EXTRACTED INFORMATION
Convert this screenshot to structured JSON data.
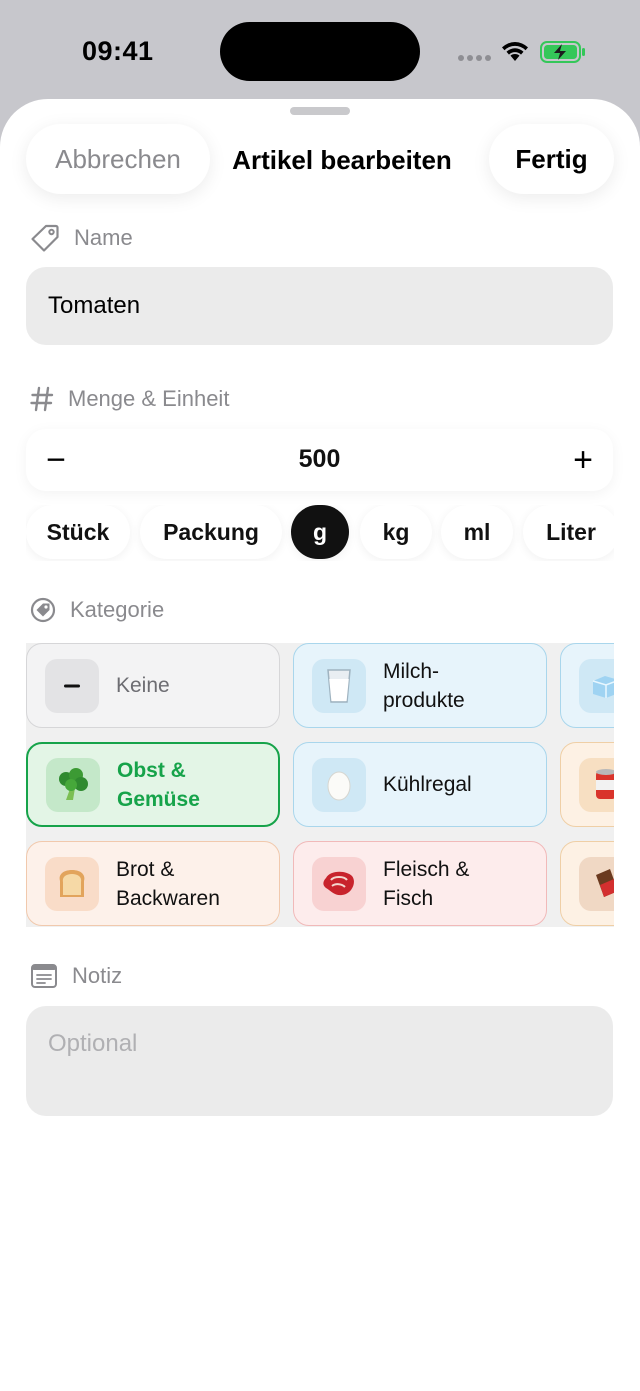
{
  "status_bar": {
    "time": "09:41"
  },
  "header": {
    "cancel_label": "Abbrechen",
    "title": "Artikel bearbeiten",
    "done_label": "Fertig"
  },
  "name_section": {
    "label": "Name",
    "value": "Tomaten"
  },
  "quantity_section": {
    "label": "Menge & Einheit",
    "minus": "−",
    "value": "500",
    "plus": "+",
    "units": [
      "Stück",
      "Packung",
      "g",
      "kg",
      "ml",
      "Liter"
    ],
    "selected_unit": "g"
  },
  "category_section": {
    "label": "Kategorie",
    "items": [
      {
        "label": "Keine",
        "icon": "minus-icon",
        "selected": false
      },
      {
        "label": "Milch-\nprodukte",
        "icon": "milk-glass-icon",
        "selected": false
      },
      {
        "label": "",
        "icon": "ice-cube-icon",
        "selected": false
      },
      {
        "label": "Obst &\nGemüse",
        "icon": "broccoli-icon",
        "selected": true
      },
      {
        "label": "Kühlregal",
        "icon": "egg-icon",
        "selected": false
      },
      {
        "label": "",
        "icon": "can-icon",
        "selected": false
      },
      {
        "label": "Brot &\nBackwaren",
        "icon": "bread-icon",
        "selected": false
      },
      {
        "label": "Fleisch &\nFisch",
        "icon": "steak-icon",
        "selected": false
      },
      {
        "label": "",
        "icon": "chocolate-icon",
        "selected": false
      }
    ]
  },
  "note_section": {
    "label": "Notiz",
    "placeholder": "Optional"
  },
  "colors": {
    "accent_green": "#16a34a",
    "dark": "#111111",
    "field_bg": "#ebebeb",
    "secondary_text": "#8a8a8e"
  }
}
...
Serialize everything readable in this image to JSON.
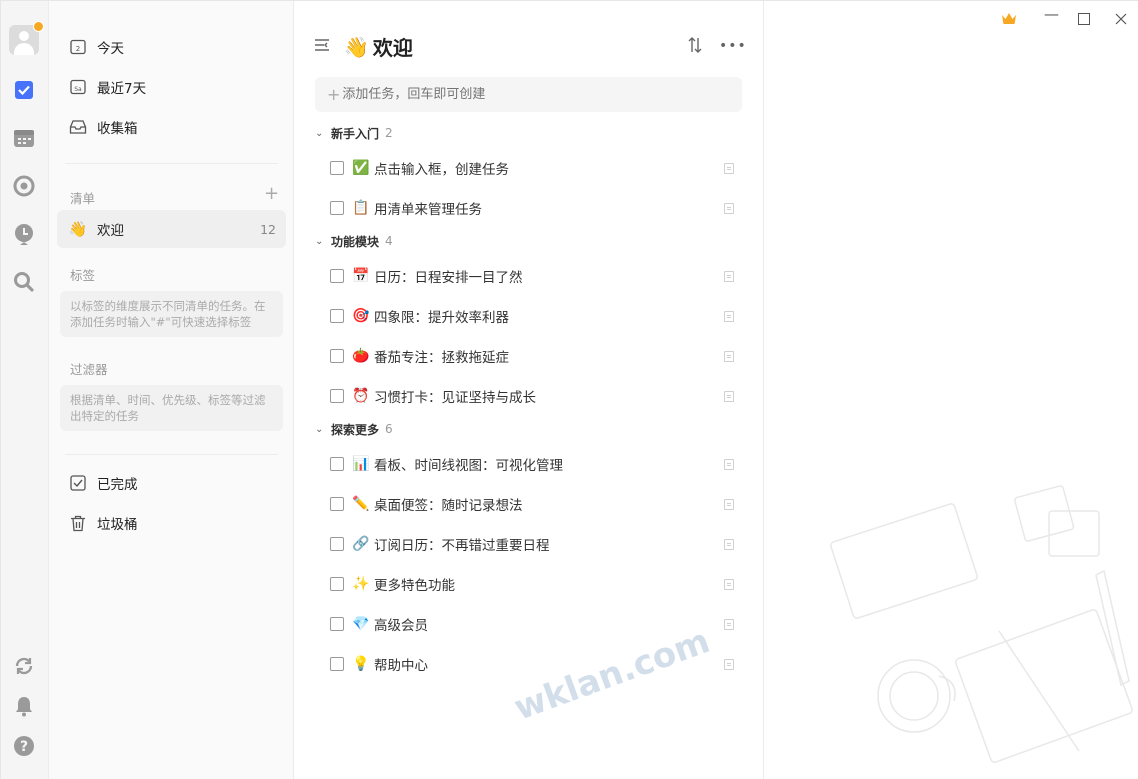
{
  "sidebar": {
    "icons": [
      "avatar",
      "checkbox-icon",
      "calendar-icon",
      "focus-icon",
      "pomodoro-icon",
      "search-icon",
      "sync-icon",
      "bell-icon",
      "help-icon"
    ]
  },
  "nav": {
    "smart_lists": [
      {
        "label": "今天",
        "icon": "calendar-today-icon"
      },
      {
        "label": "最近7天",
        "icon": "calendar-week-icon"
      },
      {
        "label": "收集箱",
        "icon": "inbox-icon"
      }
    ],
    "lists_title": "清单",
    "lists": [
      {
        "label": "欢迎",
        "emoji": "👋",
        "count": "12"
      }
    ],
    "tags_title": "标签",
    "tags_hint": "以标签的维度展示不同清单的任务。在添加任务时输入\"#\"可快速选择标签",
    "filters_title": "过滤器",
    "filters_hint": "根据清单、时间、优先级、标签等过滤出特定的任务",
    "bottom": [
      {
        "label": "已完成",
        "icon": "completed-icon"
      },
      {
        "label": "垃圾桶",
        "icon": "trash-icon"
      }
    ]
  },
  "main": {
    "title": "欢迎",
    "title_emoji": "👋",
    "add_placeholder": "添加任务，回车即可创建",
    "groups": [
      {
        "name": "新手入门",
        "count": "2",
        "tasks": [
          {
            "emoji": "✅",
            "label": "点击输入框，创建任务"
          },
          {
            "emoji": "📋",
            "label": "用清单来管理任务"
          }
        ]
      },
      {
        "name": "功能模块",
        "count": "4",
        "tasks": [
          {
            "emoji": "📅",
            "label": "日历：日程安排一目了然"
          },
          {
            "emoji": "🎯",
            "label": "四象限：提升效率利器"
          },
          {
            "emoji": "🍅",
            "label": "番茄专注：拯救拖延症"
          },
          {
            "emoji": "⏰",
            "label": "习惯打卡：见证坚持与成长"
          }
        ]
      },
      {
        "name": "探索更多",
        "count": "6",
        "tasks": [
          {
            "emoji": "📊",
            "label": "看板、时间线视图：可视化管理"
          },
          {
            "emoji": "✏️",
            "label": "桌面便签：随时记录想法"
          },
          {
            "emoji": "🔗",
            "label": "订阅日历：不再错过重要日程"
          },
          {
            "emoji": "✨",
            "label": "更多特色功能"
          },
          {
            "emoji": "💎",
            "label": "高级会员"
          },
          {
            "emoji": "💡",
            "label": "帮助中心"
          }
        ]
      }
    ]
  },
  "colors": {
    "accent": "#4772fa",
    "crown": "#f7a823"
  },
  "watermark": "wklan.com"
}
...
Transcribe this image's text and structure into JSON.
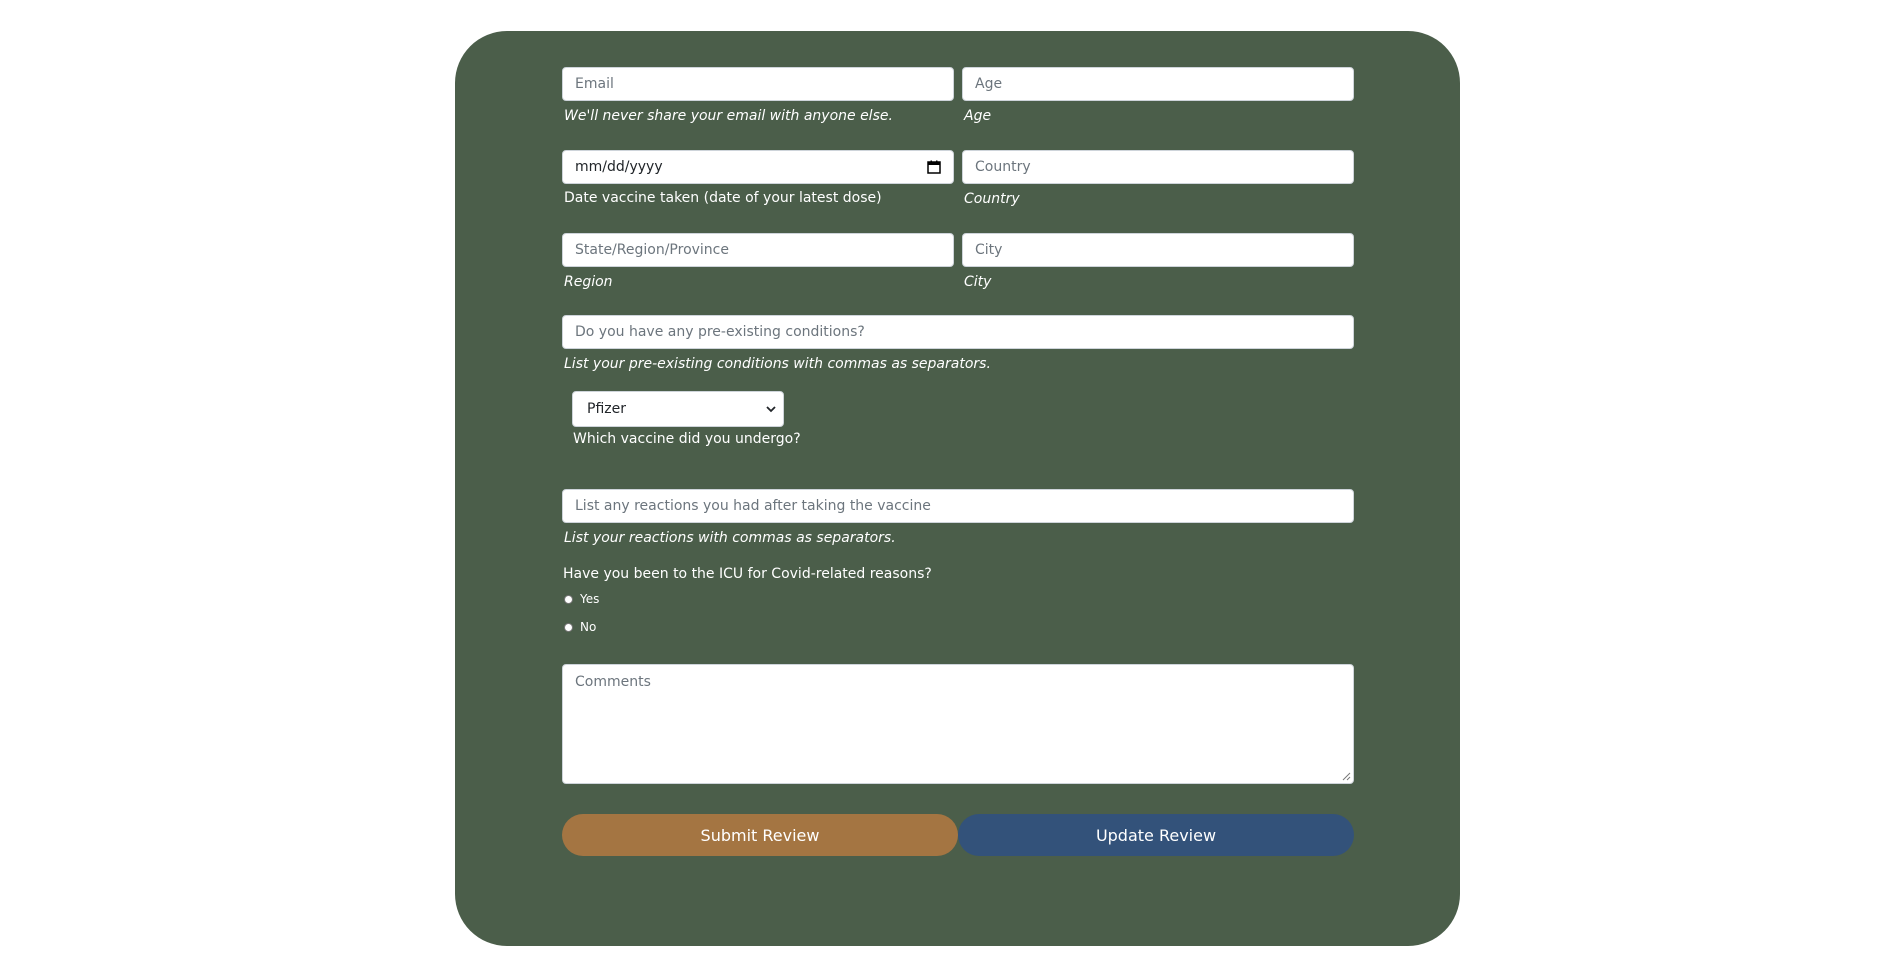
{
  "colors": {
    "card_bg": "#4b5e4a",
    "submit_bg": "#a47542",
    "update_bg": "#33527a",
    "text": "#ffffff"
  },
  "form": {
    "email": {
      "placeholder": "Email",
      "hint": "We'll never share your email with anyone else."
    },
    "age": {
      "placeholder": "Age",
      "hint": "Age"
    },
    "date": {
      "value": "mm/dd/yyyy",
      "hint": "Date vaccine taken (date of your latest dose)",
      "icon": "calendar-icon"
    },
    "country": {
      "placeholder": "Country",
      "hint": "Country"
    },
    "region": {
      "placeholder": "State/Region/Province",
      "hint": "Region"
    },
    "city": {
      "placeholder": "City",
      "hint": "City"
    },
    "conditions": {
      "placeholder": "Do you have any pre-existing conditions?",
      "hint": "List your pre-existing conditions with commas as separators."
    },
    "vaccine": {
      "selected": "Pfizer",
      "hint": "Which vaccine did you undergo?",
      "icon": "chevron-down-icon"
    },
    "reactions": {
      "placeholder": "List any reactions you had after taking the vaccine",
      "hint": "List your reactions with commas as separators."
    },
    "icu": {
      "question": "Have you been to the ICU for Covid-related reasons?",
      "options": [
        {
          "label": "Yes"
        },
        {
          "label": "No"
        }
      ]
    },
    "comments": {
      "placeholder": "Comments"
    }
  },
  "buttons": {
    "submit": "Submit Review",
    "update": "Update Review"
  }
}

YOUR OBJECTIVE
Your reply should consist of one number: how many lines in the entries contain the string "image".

TASK OUTPUT
2